Element data from apps and pages
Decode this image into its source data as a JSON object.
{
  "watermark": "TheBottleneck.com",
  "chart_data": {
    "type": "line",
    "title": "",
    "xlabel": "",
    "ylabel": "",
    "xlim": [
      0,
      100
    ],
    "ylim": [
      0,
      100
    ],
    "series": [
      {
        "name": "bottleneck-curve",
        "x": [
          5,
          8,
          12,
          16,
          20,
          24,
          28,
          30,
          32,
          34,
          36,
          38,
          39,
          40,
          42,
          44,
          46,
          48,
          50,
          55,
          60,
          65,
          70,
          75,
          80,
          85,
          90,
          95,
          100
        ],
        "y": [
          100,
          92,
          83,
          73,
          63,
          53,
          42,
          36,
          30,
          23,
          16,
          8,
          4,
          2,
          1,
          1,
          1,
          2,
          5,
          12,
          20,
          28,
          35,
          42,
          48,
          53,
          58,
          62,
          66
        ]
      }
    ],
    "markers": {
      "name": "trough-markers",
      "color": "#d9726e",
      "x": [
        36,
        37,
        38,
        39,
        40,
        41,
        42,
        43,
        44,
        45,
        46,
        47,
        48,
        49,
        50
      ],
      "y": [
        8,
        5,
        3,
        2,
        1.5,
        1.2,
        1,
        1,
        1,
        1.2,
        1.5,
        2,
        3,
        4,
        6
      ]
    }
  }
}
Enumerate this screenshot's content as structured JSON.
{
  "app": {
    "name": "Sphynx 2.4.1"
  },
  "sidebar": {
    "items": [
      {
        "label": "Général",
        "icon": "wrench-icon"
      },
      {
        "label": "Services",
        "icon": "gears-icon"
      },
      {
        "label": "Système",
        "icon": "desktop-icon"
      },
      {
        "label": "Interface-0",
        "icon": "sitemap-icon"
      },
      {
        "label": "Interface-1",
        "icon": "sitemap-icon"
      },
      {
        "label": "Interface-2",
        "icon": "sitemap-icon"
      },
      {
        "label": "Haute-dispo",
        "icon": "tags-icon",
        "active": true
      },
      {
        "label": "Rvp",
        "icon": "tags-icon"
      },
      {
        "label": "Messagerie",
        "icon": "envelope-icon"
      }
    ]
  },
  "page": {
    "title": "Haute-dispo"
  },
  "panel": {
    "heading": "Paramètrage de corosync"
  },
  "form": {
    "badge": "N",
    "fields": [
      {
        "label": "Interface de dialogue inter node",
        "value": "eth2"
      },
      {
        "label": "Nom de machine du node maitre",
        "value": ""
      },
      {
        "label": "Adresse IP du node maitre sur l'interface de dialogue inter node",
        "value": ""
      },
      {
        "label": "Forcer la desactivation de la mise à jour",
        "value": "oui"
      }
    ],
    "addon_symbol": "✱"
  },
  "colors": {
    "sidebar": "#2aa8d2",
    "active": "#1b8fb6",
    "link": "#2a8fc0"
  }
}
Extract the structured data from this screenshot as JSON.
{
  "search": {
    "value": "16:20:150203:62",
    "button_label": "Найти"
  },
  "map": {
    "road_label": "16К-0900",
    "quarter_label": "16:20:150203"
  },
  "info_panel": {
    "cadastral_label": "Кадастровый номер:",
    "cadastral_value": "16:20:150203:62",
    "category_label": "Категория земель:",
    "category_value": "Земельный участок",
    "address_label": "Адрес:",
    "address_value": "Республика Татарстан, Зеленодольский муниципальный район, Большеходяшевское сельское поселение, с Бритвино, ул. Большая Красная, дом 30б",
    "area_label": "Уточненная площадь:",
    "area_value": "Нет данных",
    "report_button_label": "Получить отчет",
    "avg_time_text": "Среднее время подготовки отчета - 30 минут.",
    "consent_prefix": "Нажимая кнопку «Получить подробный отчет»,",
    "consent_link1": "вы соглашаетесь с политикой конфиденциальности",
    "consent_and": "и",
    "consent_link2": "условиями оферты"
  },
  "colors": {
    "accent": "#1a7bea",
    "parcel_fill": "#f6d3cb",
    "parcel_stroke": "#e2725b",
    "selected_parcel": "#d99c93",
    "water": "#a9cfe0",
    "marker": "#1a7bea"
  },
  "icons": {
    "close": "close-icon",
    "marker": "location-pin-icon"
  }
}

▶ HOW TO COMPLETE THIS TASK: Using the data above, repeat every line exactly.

▶ OUTPUT FOR THIS TASK:
Decode this image into its source data as a JSON object.
{
  "watermark": "TheBottleneck.com",
  "chart_data": {
    "type": "line",
    "title": "",
    "xlabel": "",
    "ylabel": "",
    "xlim": [
      0,
      100
    ],
    "ylim": [
      0,
      100
    ],
    "series": [
      {
        "name": "bottleneck-curve",
        "x": [
          5,
          8,
          12,
          16,
          20,
          24,
          28,
          30,
          32,
          34,
          36,
          38,
          39,
          40,
          42,
          44,
          46,
          48,
          50,
          55,
          60,
          65,
          70,
          75,
          80,
          85,
          90,
          95,
          100
        ],
        "y": [
          100,
          92,
          83,
          73,
          63,
          53,
          42,
          36,
          30,
          23,
          16,
          8,
          4,
          2,
          1,
          1,
          1,
          2,
          5,
          12,
          20,
          28,
          35,
          42,
          48,
          53,
          58,
          62,
          66
        ]
      }
    ],
    "markers": {
      "name": "trough-markers",
      "color": "#d9726e",
      "x": [
        36,
        37,
        38,
        39,
        40,
        41,
        42,
        43,
        44,
        45,
        46,
        47,
        48,
        49,
        50
      ],
      "y": [
        8,
        5,
        3,
        2,
        1.5,
        1.2,
        1,
        1,
        1,
        1.2,
        1.5,
        2,
        3,
        4,
        6
      ]
    }
  }
}
Enumerate this screenshot's content as structured JSON.
{
  "app": {
    "name": "Sphynx 2.4.1"
  },
  "sidebar": {
    "items": [
      {
        "label": "Général",
        "icon": "wrench-icon"
      },
      {
        "label": "Services",
        "icon": "gears-icon"
      },
      {
        "label": "Système",
        "icon": "desktop-icon"
      },
      {
        "label": "Interface-0",
        "icon": "sitemap-icon"
      },
      {
        "label": "Interface-1",
        "icon": "sitemap-icon"
      },
      {
        "label": "Interface-2",
        "icon": "sitemap-icon"
      },
      {
        "label": "Haute-dispo",
        "icon": "tags-icon",
        "active": true
      },
      {
        "label": "Rvp",
        "icon": "tags-icon"
      },
      {
        "label": "Messagerie",
        "icon": "envelope-icon"
      }
    ]
  },
  "page": {
    "title": "Haute-dispo"
  },
  "panel": {
    "heading": "Paramètrage de corosync"
  },
  "form": {
    "badge": "N",
    "fields": [
      {
        "label": "Interface de dialogue inter node",
        "value": "eth2"
      },
      {
        "label": "Nom de machine du node maitre",
        "value": ""
      },
      {
        "label": "Adresse IP du node maitre sur l'interface de dialogue inter node",
        "value": ""
      },
      {
        "label": "Forcer la desactivation de la mise à jour",
        "value": "oui"
      }
    ],
    "addon_symbol": "✱"
  },
  "colors": {
    "sidebar": "#2aa8d2",
    "active": "#1b8fb6",
    "link": "#2a8fc0"
  }
}
Extract the structured data from this screenshot as JSON.
{
  "search": {
    "value": "16:20:150203:62",
    "button_label": "Найти"
  },
  "map": {
    "road_label": "16К-0900",
    "quarter_label": "16:20:150203"
  },
  "info_panel": {
    "cadastral_label": "Кадастровый номер:",
    "cadastral_value": "16:20:150203:62",
    "category_label": "Категория земель:",
    "category_value": "Земельный участок",
    "address_label": "Адрес:",
    "address_value": "Республика Татарстан, Зеленодольский муниципальный район, Большеходяшевское сельское поселение, с Бритвино, ул. Большая Красная, дом 30б",
    "area_label": "Уточненная площадь:",
    "area_value": "Нет данных",
    "report_button_label": "Получить отчет",
    "avg_time_text": "Среднее время подготовки отчета - 30 минут.",
    "consent_prefix": "Нажимая кнопку «Получить подробный отчет»,",
    "consent_link1": "вы соглашаетесь с политикой конфиденциальности",
    "consent_and": "и",
    "consent_link2": "условиями оферты"
  },
  "colors": {
    "accent": "#1a7bea",
    "parcel_fill": "#f6d3cb",
    "parcel_stroke": "#e2725b",
    "selected_parcel": "#d99c93",
    "water": "#a9cfe0",
    "marker": "#1a7bea"
  },
  "icons": {
    "close": "close-icon",
    "marker": "location-pin-icon"
  }
}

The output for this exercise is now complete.